Assignment
Copy the data that appears below exactly. Drop the pictures.

Records excerpted from a collection
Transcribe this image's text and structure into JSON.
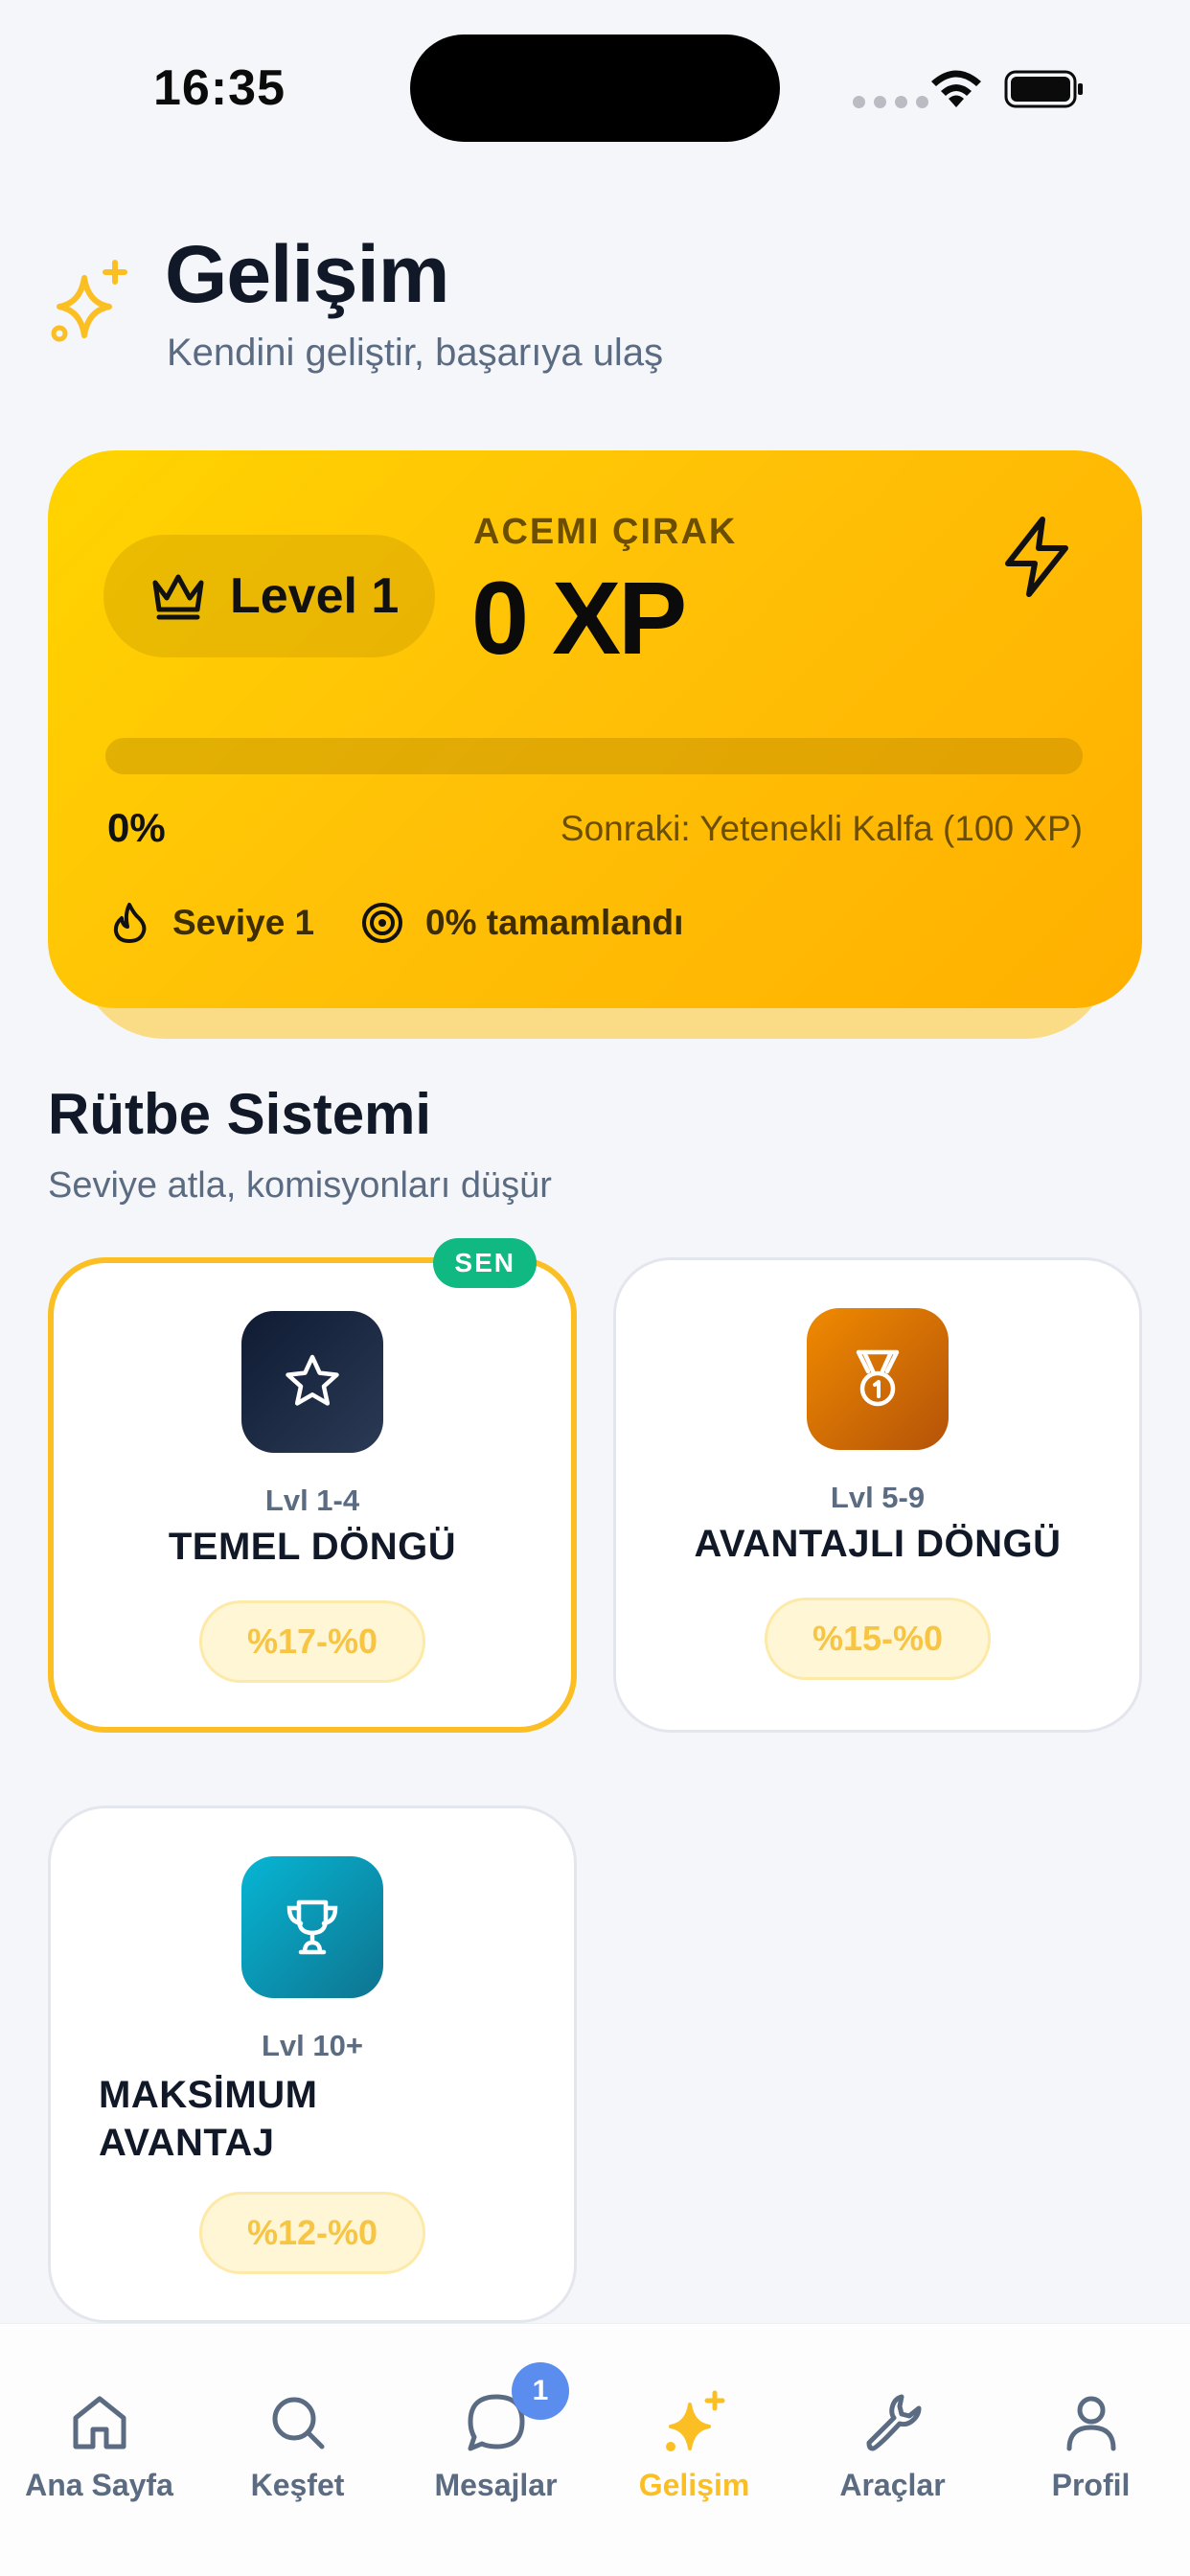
{
  "status_bar": {
    "time": "16:35"
  },
  "header": {
    "title": "Gelişim",
    "subtitle": "Kendini geliştir, başarıya ulaş"
  },
  "xp_card": {
    "level_label": "Level 1",
    "rank_name": "ACEMI ÇIRAK",
    "xp": "0 XP",
    "progress_fraction": 0,
    "progress_label": "0%",
    "next_rank": "Sonraki: Yetenekli Kalfa (100 XP)",
    "stat_level": "Seviye 1",
    "stat_completed": "0% tamamlandı"
  },
  "rank_section": {
    "title": "Rütbe Sistemi",
    "subtitle": "Seviye atla, komisyonları düşür",
    "current_badge": "SEN",
    "ranks": [
      {
        "level": "Lvl 1-4",
        "name": "TEMEL DÖNGÜ",
        "rate": "%17-%0",
        "icon": "star-icon",
        "color_from": "#0f1b33",
        "color_to": "#2b3a55"
      },
      {
        "level": "Lvl 5-9",
        "name": "AVANTAJLI DÖNGÜ",
        "rate": "%15-%0",
        "icon": "medal-icon",
        "color_from": "#f08a00",
        "color_to": "#b45309"
      },
      {
        "level": "Lvl 10+",
        "name": "MAKSİMUM AVANTAJ",
        "name_line1": "MAKSİMUM",
        "name_line2": "AVANTAJ",
        "rate": "%12-%0",
        "icon": "trophy-icon",
        "color_from": "#06b6d4",
        "color_to": "#0e7490"
      }
    ]
  },
  "tab_bar": {
    "tabs": [
      {
        "label": "Ana Sayfa",
        "icon": "home-icon"
      },
      {
        "label": "Keşfet",
        "icon": "search-icon"
      },
      {
        "label": "Mesajlar",
        "icon": "chat-icon",
        "badge": "1"
      },
      {
        "label": "Gelişim",
        "icon": "sparkles-icon",
        "active": true
      },
      {
        "label": "Araçlar",
        "icon": "wrench-icon"
      },
      {
        "label": "Profil",
        "icon": "user-icon"
      }
    ]
  },
  "colors": {
    "accent": "#fbbf24",
    "badge_green": "#10b981",
    "text_muted": "#5b6b82"
  }
}
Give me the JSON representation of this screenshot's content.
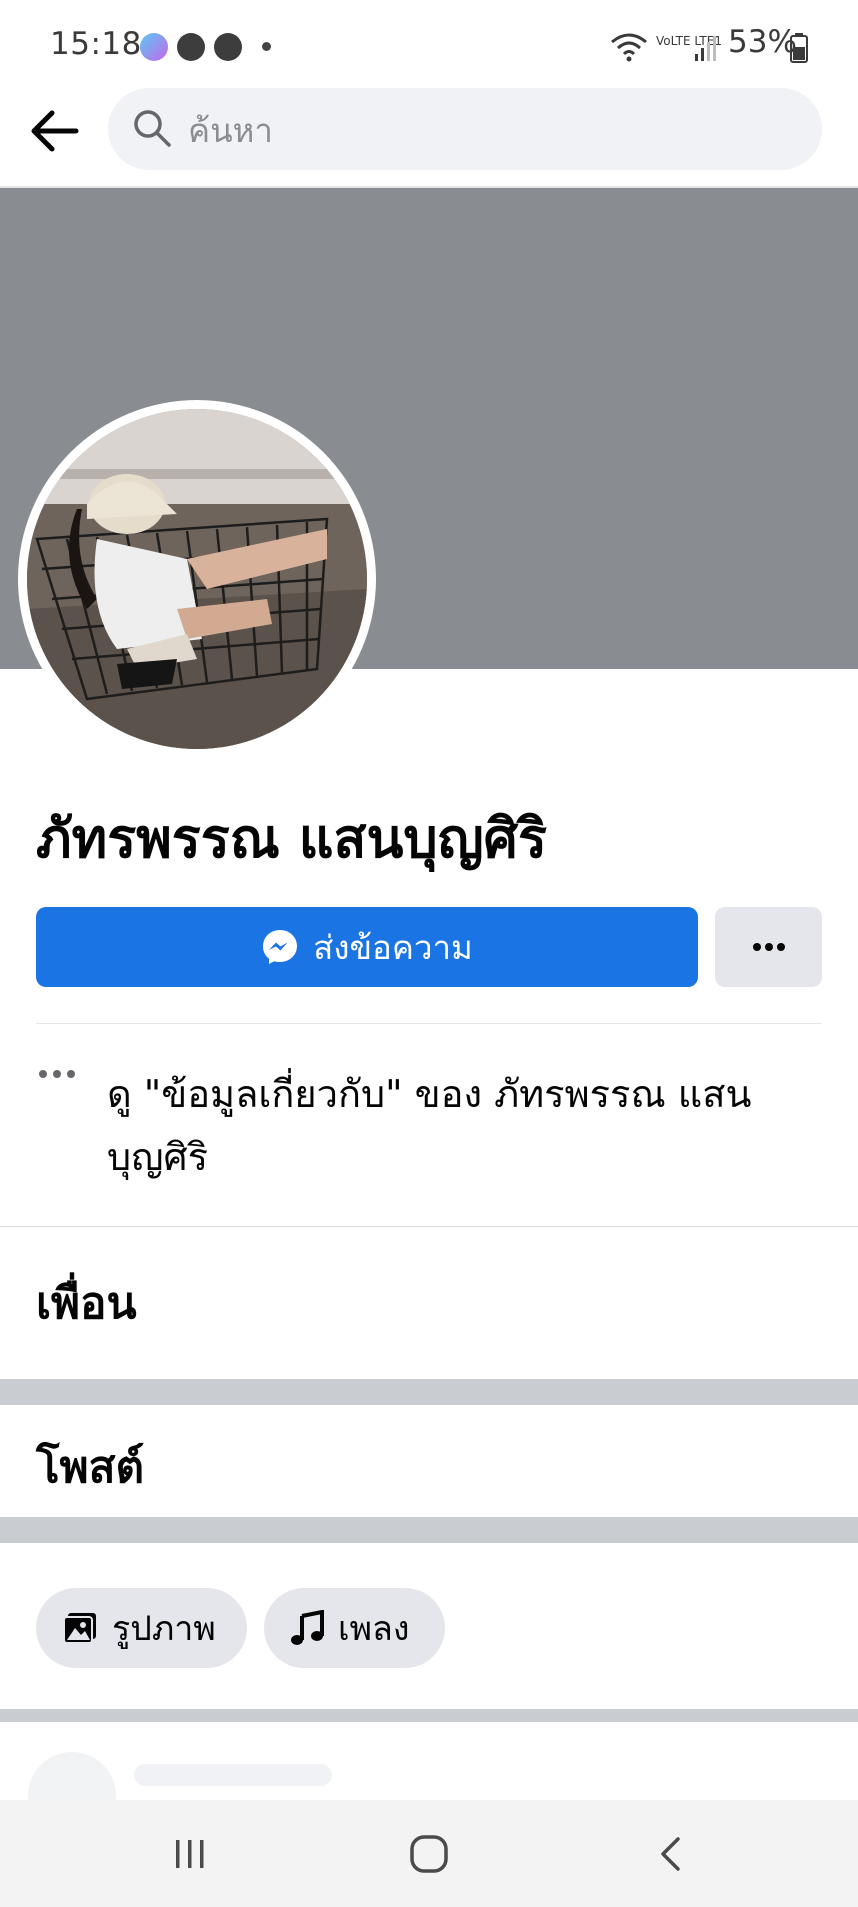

Answer to this task
Transcribe this image's text and structure into JSON.
{
  "status_bar": {
    "time": "16:35"
  },
  "header": {
    "title": "Gelişim",
    "subtitle": "Kendini geliştir, başarıya ulaş"
  },
  "xp_card": {
    "level_label": "Level 1",
    "rank_name": "ACEMI ÇIRAK",
    "xp": "0 XP",
    "progress_fraction": 0,
    "progress_label": "0%",
    "next_rank": "Sonraki: Yetenekli Kalfa (100 XP)",
    "stat_level": "Seviye 1",
    "stat_completed": "0% tamamlandı"
  },
  "rank_section": {
    "title": "Rütbe Sistemi",
    "subtitle": "Seviye atla, komisyonları düşür",
    "current_badge": "SEN",
    "ranks": [
      {
        "level": "Lvl 1-4",
        "name": "TEMEL DÖNGÜ",
        "rate": "%17-%0",
        "icon": "star-icon",
        "color_from": "#0f1b33",
        "color_to": "#2b3a55"
      },
      {
        "level": "Lvl 5-9",
        "name": "AVANTAJLI DÖNGÜ",
        "rate": "%15-%0",
        "icon": "medal-icon",
        "color_from": "#f08a00",
        "color_to": "#b45309"
      },
      {
        "level": "Lvl 10+",
        "name": "MAKSİMUM AVANTAJ",
        "name_line1": "MAKSİMUM",
        "name_line2": "AVANTAJ",
        "rate": "%12-%0",
        "icon": "trophy-icon",
        "color_from": "#06b6d4",
        "color_to": "#0e7490"
      }
    ]
  },
  "tab_bar": {
    "tabs": [
      {
        "label": "Ana Sayfa",
        "icon": "home-icon"
      },
      {
        "label": "Keşfet",
        "icon": "search-icon"
      },
      {
        "label": "Mesajlar",
        "icon": "chat-icon",
        "badge": "1"
      },
      {
        "label": "Gelişim",
        "icon": "sparkles-icon",
        "active": true
      },
      {
        "label": "Araçlar",
        "icon": "wrench-icon"
      },
      {
        "label": "Profil",
        "icon": "user-icon"
      }
    ]
  },
  "colors": {
    "accent": "#fbbf24",
    "badge_green": "#10b981",
    "text_muted": "#5b6b82"
  }
}
Give me the JSON representation of this screenshot's content.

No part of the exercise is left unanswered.